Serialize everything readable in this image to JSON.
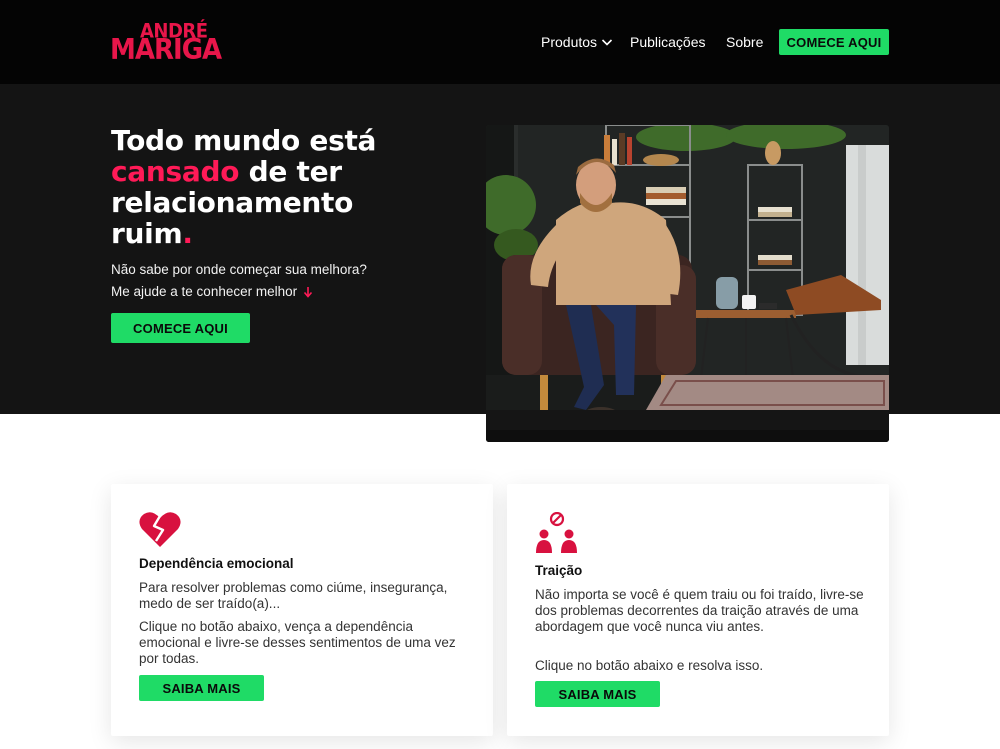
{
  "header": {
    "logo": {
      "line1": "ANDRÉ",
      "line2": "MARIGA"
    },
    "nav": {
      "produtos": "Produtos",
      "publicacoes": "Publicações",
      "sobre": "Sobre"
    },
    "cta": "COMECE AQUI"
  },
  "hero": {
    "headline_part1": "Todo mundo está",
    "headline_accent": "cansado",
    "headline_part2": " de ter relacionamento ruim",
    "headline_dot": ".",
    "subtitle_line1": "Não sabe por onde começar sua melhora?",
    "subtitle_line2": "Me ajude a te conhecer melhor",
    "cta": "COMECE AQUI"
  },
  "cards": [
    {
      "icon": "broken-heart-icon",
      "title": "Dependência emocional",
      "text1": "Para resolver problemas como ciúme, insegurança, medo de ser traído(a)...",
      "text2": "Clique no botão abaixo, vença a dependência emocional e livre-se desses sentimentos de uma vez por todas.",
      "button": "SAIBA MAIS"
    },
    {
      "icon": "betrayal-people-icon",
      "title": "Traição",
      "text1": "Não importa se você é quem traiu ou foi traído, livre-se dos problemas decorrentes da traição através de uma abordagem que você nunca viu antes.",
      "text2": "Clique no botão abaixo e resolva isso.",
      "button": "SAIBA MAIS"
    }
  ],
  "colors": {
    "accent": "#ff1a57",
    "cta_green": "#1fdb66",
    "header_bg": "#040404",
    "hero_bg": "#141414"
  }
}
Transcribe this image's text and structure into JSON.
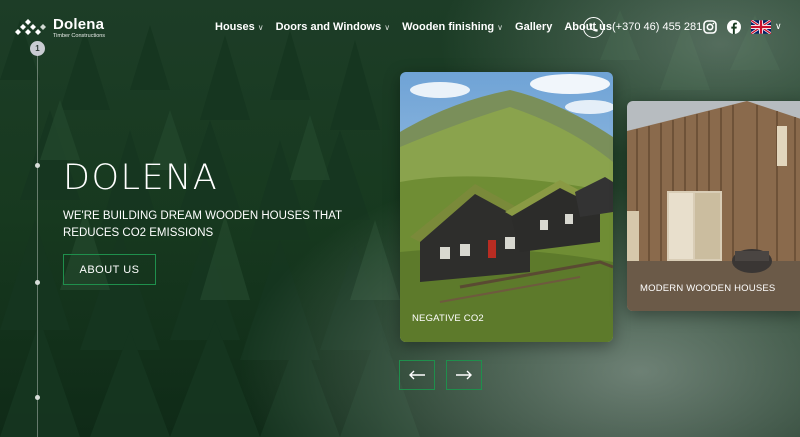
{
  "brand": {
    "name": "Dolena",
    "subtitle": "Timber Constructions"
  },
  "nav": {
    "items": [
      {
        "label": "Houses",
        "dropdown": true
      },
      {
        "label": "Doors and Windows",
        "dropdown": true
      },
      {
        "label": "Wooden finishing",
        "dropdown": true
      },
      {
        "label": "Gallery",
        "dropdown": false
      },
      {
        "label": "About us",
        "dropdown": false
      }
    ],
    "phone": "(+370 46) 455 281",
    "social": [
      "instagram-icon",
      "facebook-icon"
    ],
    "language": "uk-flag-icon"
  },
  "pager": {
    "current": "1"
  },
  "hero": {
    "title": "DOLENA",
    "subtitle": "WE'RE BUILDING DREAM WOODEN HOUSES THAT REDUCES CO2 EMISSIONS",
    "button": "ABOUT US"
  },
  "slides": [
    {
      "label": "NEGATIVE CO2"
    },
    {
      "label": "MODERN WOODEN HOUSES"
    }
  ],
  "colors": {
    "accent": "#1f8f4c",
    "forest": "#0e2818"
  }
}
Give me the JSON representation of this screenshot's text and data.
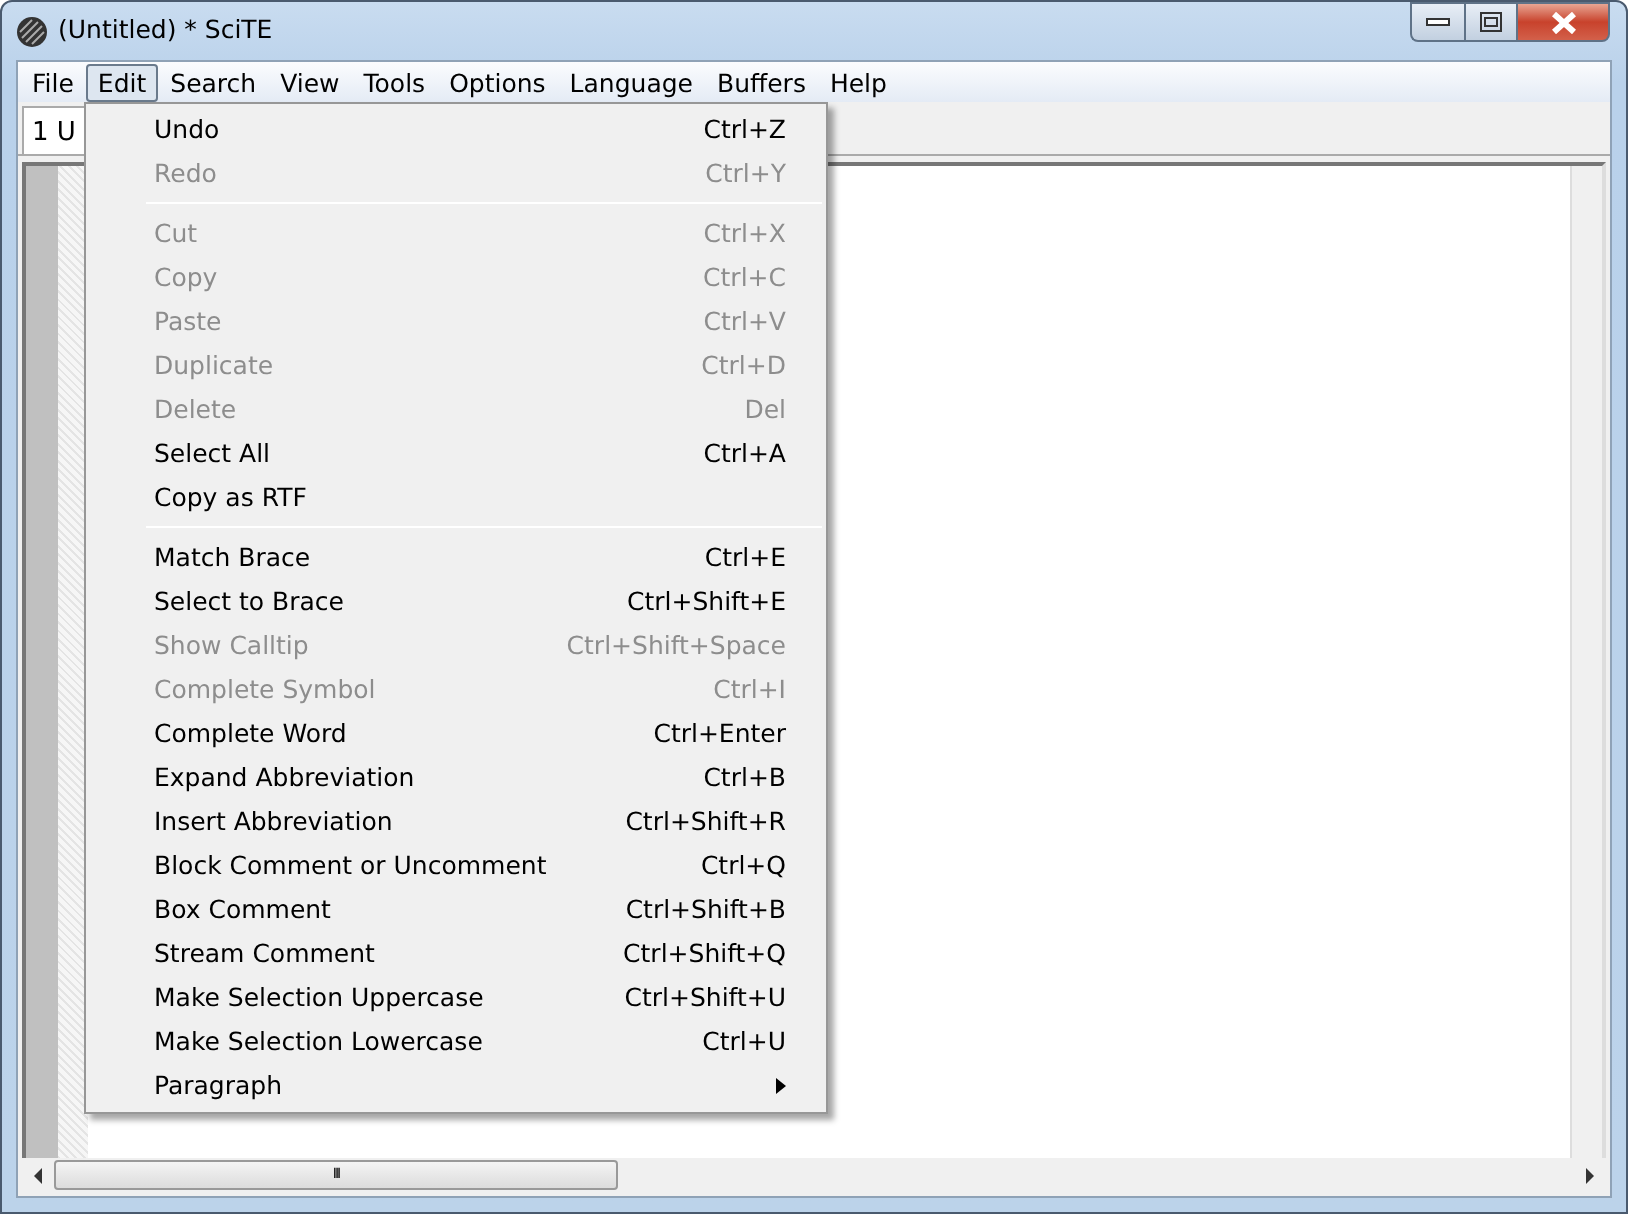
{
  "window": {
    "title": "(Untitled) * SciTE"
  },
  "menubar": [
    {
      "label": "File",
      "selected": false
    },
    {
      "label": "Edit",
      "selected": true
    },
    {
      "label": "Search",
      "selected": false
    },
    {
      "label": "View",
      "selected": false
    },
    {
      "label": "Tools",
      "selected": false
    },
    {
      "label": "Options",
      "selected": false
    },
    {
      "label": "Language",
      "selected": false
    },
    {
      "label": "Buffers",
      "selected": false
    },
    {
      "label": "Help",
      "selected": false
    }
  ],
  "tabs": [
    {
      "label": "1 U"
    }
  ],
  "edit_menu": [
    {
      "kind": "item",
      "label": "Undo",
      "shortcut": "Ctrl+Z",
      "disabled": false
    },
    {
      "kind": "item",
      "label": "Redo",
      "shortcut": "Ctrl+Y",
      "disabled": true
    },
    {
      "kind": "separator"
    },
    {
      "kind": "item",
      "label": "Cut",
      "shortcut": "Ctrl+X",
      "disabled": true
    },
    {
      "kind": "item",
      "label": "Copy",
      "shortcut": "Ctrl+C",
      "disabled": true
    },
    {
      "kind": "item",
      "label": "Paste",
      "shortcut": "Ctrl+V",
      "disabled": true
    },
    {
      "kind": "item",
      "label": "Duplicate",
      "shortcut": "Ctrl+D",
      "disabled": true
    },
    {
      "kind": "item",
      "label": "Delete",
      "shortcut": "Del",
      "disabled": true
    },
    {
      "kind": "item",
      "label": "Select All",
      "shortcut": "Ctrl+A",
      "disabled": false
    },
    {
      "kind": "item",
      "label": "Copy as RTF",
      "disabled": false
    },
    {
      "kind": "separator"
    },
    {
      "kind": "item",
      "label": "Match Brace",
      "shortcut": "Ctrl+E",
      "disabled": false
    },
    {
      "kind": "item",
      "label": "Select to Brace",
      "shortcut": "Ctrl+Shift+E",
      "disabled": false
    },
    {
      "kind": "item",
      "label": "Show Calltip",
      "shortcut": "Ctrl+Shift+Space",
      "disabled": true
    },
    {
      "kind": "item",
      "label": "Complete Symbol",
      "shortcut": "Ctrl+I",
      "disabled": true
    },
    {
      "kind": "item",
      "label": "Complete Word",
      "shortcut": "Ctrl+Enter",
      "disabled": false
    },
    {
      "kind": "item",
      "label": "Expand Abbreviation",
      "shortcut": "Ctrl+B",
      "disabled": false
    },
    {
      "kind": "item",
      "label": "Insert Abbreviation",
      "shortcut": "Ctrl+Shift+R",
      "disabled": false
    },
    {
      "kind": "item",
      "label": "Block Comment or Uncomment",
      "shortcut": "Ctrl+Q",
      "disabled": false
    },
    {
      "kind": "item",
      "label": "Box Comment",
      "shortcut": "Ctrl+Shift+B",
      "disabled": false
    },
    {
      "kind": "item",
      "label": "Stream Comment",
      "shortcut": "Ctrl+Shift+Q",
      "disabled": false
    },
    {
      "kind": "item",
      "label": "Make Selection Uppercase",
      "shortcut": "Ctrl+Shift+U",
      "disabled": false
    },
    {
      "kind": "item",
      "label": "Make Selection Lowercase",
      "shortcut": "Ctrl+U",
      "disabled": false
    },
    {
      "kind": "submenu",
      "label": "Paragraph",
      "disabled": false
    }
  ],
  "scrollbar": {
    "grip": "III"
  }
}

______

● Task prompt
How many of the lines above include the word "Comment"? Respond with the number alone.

● Task response
3